Assignment:
Filter the records below for the word "PASS". Keep each line that has it.

Data extracted from a collection:

------------------------

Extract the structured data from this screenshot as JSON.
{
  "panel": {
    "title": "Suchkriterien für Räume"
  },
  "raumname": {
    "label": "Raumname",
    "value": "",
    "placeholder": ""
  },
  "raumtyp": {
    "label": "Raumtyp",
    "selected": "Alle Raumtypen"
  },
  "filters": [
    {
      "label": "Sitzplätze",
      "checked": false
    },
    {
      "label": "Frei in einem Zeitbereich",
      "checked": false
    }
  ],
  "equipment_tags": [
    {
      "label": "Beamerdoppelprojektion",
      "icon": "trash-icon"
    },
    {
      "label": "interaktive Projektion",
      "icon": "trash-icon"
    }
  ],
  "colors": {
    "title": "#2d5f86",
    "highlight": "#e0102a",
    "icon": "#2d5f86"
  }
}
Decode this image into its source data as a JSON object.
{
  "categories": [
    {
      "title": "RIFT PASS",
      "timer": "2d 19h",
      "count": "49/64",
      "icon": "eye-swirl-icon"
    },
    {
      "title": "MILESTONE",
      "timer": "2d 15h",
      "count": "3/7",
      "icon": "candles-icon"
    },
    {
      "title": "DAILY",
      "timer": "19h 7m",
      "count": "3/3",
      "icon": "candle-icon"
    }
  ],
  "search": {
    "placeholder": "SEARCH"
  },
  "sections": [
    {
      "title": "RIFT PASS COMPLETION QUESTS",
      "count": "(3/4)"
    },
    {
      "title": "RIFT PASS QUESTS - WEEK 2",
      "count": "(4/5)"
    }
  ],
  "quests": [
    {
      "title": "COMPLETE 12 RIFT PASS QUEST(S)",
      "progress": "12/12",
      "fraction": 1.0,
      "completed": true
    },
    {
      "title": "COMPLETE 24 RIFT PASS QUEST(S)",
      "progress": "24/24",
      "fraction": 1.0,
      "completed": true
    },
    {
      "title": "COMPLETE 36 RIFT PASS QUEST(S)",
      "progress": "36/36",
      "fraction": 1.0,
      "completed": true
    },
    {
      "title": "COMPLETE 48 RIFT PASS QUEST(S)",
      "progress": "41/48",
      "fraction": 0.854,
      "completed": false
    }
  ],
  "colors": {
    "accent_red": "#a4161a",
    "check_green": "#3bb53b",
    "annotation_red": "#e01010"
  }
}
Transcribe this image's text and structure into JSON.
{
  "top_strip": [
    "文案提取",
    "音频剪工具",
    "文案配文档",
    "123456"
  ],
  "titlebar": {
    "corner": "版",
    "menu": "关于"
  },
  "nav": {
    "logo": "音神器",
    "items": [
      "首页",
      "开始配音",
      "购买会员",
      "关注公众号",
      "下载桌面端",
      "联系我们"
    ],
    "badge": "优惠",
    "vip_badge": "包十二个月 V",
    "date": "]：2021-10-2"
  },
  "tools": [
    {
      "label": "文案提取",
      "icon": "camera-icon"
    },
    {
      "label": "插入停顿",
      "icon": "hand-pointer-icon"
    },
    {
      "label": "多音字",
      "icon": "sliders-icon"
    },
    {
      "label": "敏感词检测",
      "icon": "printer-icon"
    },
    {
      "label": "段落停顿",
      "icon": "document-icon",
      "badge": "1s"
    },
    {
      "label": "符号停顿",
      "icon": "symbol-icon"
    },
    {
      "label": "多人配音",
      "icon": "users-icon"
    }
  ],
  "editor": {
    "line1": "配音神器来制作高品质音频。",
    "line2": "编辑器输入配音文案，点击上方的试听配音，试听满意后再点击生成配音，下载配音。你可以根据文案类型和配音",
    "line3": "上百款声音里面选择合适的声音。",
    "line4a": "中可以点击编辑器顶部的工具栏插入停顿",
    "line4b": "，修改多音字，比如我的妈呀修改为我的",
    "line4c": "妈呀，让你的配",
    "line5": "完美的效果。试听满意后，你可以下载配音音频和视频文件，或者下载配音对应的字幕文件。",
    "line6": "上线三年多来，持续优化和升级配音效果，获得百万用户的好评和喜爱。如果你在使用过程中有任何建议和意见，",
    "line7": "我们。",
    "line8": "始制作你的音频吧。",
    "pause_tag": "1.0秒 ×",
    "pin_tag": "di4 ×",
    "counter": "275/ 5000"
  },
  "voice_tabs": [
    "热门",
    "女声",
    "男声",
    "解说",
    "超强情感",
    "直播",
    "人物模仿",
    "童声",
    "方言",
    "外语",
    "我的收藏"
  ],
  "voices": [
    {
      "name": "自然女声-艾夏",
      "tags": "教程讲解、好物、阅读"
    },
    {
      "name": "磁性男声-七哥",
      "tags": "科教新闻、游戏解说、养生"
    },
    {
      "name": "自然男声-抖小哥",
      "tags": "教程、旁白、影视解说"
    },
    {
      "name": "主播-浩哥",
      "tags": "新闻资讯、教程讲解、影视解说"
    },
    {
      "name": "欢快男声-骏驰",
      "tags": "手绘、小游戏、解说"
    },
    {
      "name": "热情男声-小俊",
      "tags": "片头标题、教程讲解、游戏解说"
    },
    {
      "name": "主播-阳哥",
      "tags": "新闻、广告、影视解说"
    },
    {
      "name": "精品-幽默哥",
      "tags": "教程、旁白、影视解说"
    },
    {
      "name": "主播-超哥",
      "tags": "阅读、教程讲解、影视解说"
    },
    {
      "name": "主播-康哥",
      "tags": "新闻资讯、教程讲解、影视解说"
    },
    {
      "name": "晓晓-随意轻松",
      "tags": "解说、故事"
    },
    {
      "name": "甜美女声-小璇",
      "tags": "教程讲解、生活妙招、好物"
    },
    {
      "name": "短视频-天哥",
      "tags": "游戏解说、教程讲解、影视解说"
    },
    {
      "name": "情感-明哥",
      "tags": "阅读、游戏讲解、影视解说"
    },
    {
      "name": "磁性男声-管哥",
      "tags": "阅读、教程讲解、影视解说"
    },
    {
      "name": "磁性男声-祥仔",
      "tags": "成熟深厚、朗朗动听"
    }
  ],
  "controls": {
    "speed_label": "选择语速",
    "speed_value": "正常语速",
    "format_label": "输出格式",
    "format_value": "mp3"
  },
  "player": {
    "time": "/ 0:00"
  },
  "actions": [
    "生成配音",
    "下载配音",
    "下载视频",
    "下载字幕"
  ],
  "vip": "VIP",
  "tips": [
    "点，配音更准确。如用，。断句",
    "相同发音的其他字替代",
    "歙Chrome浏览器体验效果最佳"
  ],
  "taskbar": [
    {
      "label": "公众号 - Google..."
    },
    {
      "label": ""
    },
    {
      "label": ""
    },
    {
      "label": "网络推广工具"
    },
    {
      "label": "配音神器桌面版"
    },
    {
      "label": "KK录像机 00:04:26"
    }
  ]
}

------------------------

Solution:
      "title": "RIFT PASS",
      "title": "RIFT PASS COMPLETION QUESTS",
      "title": "RIFT PASS QUESTS - WEEK 2",
      "title": "COMPLETE 12 RIFT PASS QUEST(S)",
      "title": "COMPLETE 24 RIFT PASS QUEST(S)",
      "title": "COMPLETE 36 RIFT PASS QUEST(S)",
      "title": "COMPLETE 48 RIFT PASS QUEST(S)",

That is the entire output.